OP here, please try and remember we're not looking at what constitutes as racist. That's a topic for somewhere else and could get the thread locked.

I agree though, there is a difference how'd you'd react to a stranger as opposed to a family member. Has anyone seen the film Giant? It'a very interesting to the changing attitudes if the main character towards the Hispanic community.
Title: Re: What to do when faced with a racist or hateful attack?
Post by: reflection5 on April 20, 2013, 04:39:05 PM
nayberry -
1) I don't know any green with polka dot people.  If you do, and treat them equally, that's commendable.
2) You do not know what race I am, and you do not know whether I would be the butt kicker or the kickee or even if any butt kicking would take place.
3) Your last question is  ???, well, never mind.

But, as I said before, "we" don't know any such thing (re: what you said) and no, it is NOT a given.
Title: Re: What to do when faced with a racist or hateful attack?
Post by: reflection5 on April 20, 2013, 04:41:20 PM
OP here, please try and remember we're not looking at what constitutes as racist. That's a topic for somewhere else and could get the thread locked.

I agree though, there is a difference how'd you'd react to a stranger as opposed to a family member. Has anyone seen the film Giant?
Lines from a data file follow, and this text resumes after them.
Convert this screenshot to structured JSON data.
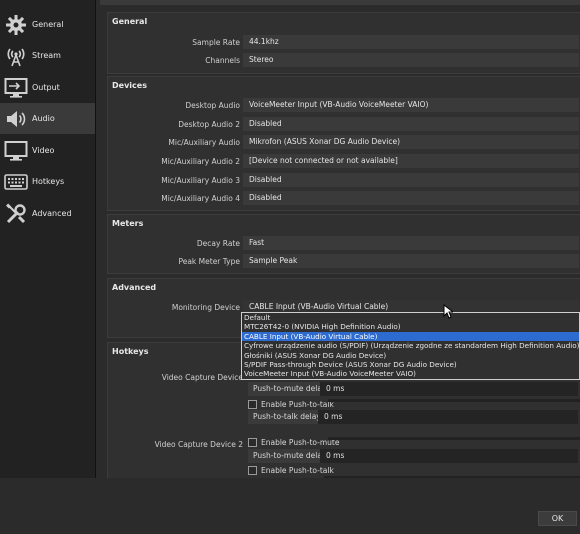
{
  "sidebar": {
    "items": [
      {
        "label": "General",
        "icon": "gear-icon"
      },
      {
        "label": "Stream",
        "icon": "antenna-icon"
      },
      {
        "label": "Output",
        "icon": "monitor-icon"
      },
      {
        "label": "Audio",
        "icon": "speaker-icon"
      },
      {
        "label": "Video",
        "icon": "display-icon"
      },
      {
        "label": "Hotkeys",
        "icon": "keyboard-icon"
      },
      {
        "label": "Advanced",
        "icon": "wrench-icon"
      }
    ],
    "active": "Audio"
  },
  "general": {
    "title": "General",
    "sample_rate_label": "Sample Rate",
    "sample_rate_value": "44.1khz",
    "channels_label": "Channels",
    "channels_value": "Stereo"
  },
  "devices": {
    "title": "Devices",
    "rows": [
      {
        "label": "Desktop Audio",
        "value": "VoiceMeeter Input (VB-Audio VoiceMeeter VAIO)"
      },
      {
        "label": "Desktop Audio 2",
        "value": "Disabled"
      },
      {
        "label": "Mic/Auxiliary Audio",
        "value": "Mikrofon (ASUS Xonar DG Audio Device)"
      },
      {
        "label": "Mic/Auxiliary Audio 2",
        "value": "[Device not connected or not available]"
      },
      {
        "label": "Mic/Auxiliary Audio 3",
        "value": "Disabled"
      },
      {
        "label": "Mic/Auxiliary Audio 4",
        "value": "Disabled"
      }
    ]
  },
  "meters": {
    "title": "Meters",
    "decay_rate_label": "Decay Rate",
    "decay_rate_value": "Fast",
    "peak_meter_label": "Peak Meter Type",
    "peak_meter_value": "Sample Peak"
  },
  "advanced": {
    "title": "Advanced",
    "monitoring_label": "Monitoring Device",
    "monitoring_value": "CABLE Input (VB-Audio Virtual Cable)",
    "dropdown_options": [
      "Default",
      "MTC26T42-0 (NVIDIA High Definition Audio)",
      "CABLE Input (VB-Audio Virtual Cable)",
      "Cyfrowe urządzenie audio (S/PDIF) (Urządzenie zgodne ze standardem High Definition Audio)",
      "Głośniki (ASUS Xonar DG Audio Device)",
      "S/PDIF Pass-through Device (ASUS Xonar DG Audio Device)",
      "VoiceMeeter Input (VB-Audio VoiceMeeter VAIO)"
    ],
    "dropdown_selected_index": 2
  },
  "hotkeys": {
    "title": "Hotkeys",
    "device1_label": "Video Capture Device",
    "ptm_delay_label": "Push-to-mute delay",
    "ptm_delay_value": "0 ms",
    "enable_ptt_label": "Enable Push-to-talk",
    "ptt_delay_label": "Push-to-talk delay",
    "ptt_delay_value": "0 ms",
    "device2_label": "Video Capture Device 2",
    "enable_ptm_label": "Enable Push-to-mute",
    "ptm_delay2_label": "Push-to-mute delay",
    "ptm_delay2_value": "0 ms",
    "enable_ptt2_label": "Enable Push-to-talk"
  },
  "footer": {
    "ok_label": "OK"
  },
  "colors": {
    "selection": "#2d6bd1",
    "background": "#2b2b2b",
    "panel": "#303030"
  }
}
It'a very interesting to the changing attitudes if the main character towards the Hispanic community.

Yes, great movie (Liz Taylor, Rock Hudson, James Dean).  And you are right on target.

And I understand we are not trying to determine what is racist.  Most people already know - and if they don't they should.
Title: Re: What to do when faced with a racist or hateful attack?
Post by: Julian on April 20, 2013, 05:19:45 PM
The situation the OP is referring to have been very much in the news media here (Aus) lately.  The specific ones I recall have occurred on public transport, where somebody has attacked somebody else of a different race, a total stranger, with loud, aggressive and very racist language, in rants loaded with f-bombs.  Some people have joined in, some have tried to defend the victim, and in each case somebody has recorded the attack on their phone and gone public with it.

The whole situation is totally shameful, it makes me embarrassed for our whole country. 

So, what do you do?